Pérez-González, L. (2014). Audiovisual Translation: Theories, Methods and Issues. London: Routledge.

Poyatos, F. (2002). Nonverbal communication across disciplines. Culture, sensory interaction, speech, conversation. Amsterdam: John Benjamins Publishing Company.

Remael, A. (2001). Some thoughts on the study of multimodal and multimedia translation. In Y. Gambier & H. Gottlieb (Eds.), (Multi) Media Translation. Concepts, practices and research (pp. 13–22). Amsterdam: John Benjamins Publishing Company.

Tuominen, Tiina; Maija Hirvonen, Anne Ketola, Eliisa Pitkäsalo & Nina Isolahti 2016: Katsaus multimodaalisuuteen käännöstieteessä. [An Overview of Multimodality in Translation Studies.] In E. Pitkäsalo & N. Isolahti (Eds.), Kääntäminen, tulkkaus ja multimodaalisuus.

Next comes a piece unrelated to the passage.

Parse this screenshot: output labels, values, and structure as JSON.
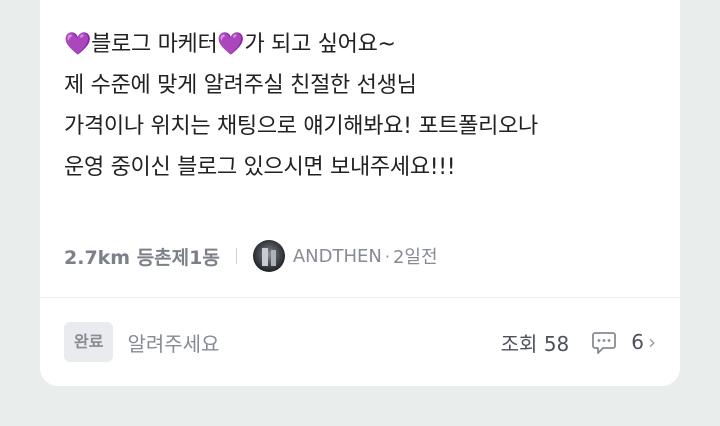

Menetelmiä monimuotoisten viestien tutkimiseen [Translation, Interpreting and Multimodality. Methods for the Study of Multimodal Messages] (pp. 11–24). Tampere Studies in Language, Translation and Literature B3.

Zanettin, F. (Ed.). (2008). Comics in Translation. Manchester: St Jerome Publishing.

Practical information and deadlines

Proposals: abstracts of approximately 500 words, including some relevant bibliography, should be submitted by 1st of June 2017.  Please send your proposals to catalinajh@gmail.com, tiina.tuominen@glasgow.ac.uk and anne.ketola@uta.fi.

Acceptance of proposals: 1st of July 2017

Submission of articles: 1st of December 2017

Acceptance of articles: 28th of February  2018

Publication: November-December 2018

 

For author guidelines, please visit:

https://lans-tts.uantwerpen.be/index.php/LANS-TTS/about/submissions#authorGuidelines